Images excluded, return every record exactly as it reads.

Records for the task START

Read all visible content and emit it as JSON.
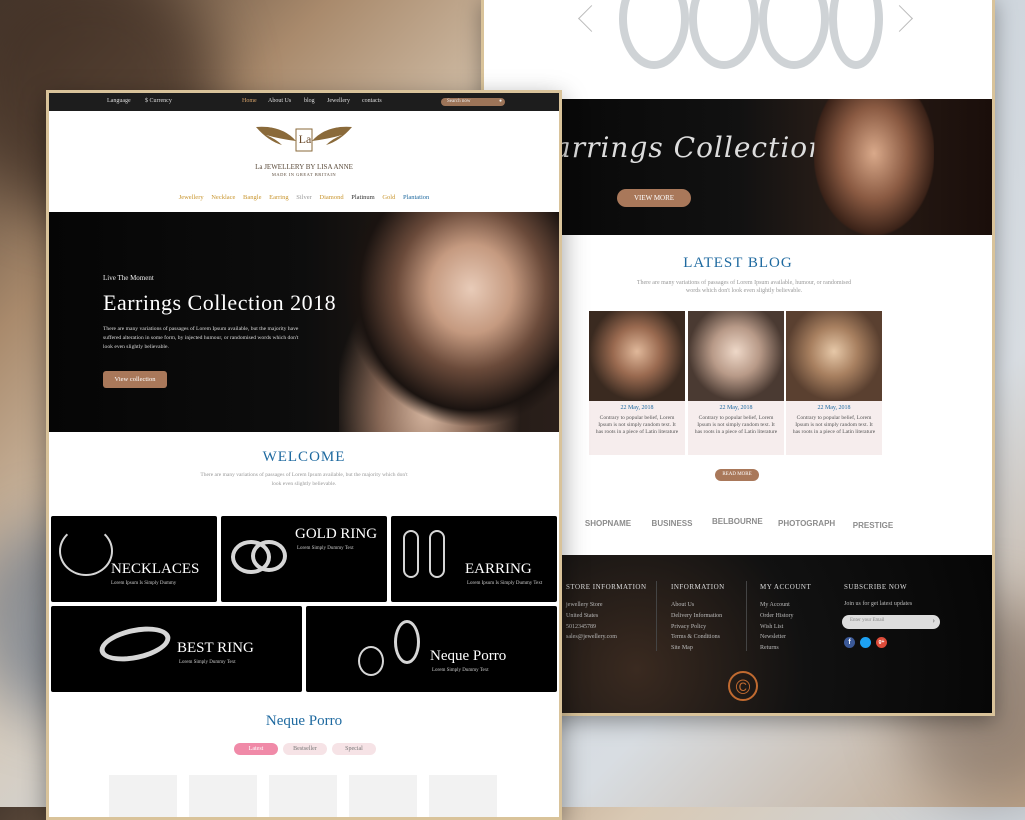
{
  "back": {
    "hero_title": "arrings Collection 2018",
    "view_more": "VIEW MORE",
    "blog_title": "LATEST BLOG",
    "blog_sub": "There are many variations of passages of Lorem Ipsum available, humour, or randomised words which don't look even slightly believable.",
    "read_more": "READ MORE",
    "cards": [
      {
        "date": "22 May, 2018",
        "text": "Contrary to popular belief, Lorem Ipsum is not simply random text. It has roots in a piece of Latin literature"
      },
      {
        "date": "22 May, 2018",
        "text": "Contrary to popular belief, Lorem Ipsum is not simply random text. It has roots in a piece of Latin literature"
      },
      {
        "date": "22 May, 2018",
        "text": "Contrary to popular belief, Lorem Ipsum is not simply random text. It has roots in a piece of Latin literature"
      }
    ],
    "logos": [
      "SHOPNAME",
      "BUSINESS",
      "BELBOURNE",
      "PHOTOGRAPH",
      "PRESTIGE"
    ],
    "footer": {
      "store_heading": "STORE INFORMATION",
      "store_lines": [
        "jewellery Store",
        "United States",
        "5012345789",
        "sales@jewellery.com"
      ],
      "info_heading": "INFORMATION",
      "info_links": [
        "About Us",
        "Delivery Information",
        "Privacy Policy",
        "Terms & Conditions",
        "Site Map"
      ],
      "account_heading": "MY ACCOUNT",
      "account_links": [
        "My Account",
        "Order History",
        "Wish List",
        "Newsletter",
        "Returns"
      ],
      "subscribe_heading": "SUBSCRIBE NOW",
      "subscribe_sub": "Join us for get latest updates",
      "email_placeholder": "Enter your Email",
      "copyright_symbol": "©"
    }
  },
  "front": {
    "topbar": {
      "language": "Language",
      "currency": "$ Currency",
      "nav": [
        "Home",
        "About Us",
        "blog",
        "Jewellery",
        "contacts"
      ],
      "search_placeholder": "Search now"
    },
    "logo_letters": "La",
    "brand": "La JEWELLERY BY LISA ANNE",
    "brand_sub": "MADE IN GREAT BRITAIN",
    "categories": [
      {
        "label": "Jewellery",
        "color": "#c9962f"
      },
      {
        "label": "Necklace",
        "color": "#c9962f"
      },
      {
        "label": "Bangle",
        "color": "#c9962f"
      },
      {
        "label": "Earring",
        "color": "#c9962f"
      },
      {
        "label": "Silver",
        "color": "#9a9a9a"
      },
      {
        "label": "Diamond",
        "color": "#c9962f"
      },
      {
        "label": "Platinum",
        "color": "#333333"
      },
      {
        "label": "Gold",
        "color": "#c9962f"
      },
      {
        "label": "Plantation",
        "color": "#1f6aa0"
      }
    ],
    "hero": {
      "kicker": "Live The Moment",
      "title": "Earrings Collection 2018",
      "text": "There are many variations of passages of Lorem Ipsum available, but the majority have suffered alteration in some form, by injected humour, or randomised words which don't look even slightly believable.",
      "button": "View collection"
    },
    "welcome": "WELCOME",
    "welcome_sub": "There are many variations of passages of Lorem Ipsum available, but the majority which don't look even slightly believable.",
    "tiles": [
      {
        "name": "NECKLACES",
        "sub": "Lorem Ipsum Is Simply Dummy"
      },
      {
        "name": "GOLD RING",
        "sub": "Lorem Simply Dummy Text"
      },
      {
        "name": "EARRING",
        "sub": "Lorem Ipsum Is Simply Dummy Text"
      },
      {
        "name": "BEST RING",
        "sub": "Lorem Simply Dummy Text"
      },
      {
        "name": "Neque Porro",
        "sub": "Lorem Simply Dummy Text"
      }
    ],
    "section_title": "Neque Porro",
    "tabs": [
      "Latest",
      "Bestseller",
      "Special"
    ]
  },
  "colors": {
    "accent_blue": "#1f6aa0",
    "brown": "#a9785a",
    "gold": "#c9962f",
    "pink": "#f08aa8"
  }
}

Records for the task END

| Your response |
Read all visible content and emit it as JSON.
{
  "back": {
    "hero_title": "arrings Collection 2018",
    "view_more": "VIEW MORE",
    "blog_title": "LATEST BLOG",
    "blog_sub": "There are many variations of passages of Lorem Ipsum available, humour, or randomised words which don't look even slightly believable.",
    "read_more": "READ MORE",
    "cards": [
      {
        "date": "22 May, 2018",
        "text": "Contrary to popular belief, Lorem Ipsum is not simply random text. It has roots in a piece of Latin literature"
      },
      {
        "date": "22 May, 2018",
        "text": "Contrary to popular belief, Lorem Ipsum is not simply random text. It has roots in a piece of Latin literature"
      },
      {
        "date": "22 May, 2018",
        "text": "Contrary to popular belief, Lorem Ipsum is not simply random text. It has roots in a piece of Latin literature"
      }
    ],
    "logos": [
      "SHOPNAME",
      "BUSINESS",
      "BELBOURNE",
      "PHOTOGRAPH",
      "PRESTIGE"
    ],
    "footer": {
      "store_heading": "STORE INFORMATION",
      "store_lines": [
        "jewellery Store",
        "United States",
        "5012345789",
        "sales@jewellery.com"
      ],
      "info_heading": "INFORMATION",
      "info_links": [
        "About Us",
        "Delivery Information",
        "Privacy Policy",
        "Terms & Conditions",
        "Site Map"
      ],
      "account_heading": "MY ACCOUNT",
      "account_links": [
        "My Account",
        "Order History",
        "Wish List",
        "Newsletter",
        "Returns"
      ],
      "subscribe_heading": "SUBSCRIBE NOW",
      "subscribe_sub": "Join us for get latest updates",
      "email_placeholder": "Enter your Email",
      "copyright_symbol": "©"
    }
  },
  "front": {
    "topbar": {
      "language": "Language",
      "currency": "$ Currency",
      "nav": [
        "Home",
        "About Us",
        "blog",
        "Jewellery",
        "contacts"
      ],
      "search_placeholder": "Search now"
    },
    "logo_letters": "La",
    "brand": "La JEWELLERY BY LISA ANNE",
    "brand_sub": "MADE IN GREAT BRITAIN",
    "categories": [
      {
        "label": "Jewellery",
        "color": "#c9962f"
      },
      {
        "label": "Necklace",
        "color": "#c9962f"
      },
      {
        "label": "Bangle",
        "color": "#c9962f"
      },
      {
        "label": "Earring",
        "color": "#c9962f"
      },
      {
        "label": "Silver",
        "color": "#9a9a9a"
      },
      {
        "label": "Diamond",
        "color": "#c9962f"
      },
      {
        "label": "Platinum",
        "color": "#333333"
      },
      {
        "label": "Gold",
        "color": "#c9962f"
      },
      {
        "label": "Plantation",
        "color": "#1f6aa0"
      }
    ],
    "hero": {
      "kicker": "Live The Moment",
      "title": "Earrings Collection 2018",
      "text": "There are many variations of passages of Lorem Ipsum available, but the majority have suffered alteration in some form, by injected humour, or randomised words which don't look even slightly believable.",
      "button": "View collection"
    },
    "welcome": "WELCOME",
    "welcome_sub": "There are many variations of passages of Lorem Ipsum available, but the majority which don't look even slightly believable.",
    "tiles": [
      {
        "name": "NECKLACES",
        "sub": "Lorem Ipsum Is Simply Dummy"
      },
      {
        "name": "GOLD RING",
        "sub": "Lorem Simply Dummy Text"
      },
      {
        "name": "EARRING",
        "sub": "Lorem Ipsum Is Simply Dummy Text"
      },
      {
        "name": "BEST RING",
        "sub": "Lorem Simply Dummy Text"
      },
      {
        "name": "Neque Porro",
        "sub": "Lorem Simply Dummy Text"
      }
    ],
    "section_title": "Neque Porro",
    "tabs": [
      "Latest",
      "Bestseller",
      "Special"
    ]
  },
  "colors": {
    "accent_blue": "#1f6aa0",
    "brown": "#a9785a",
    "gold": "#c9962f",
    "pink": "#f08aa8"
  }
}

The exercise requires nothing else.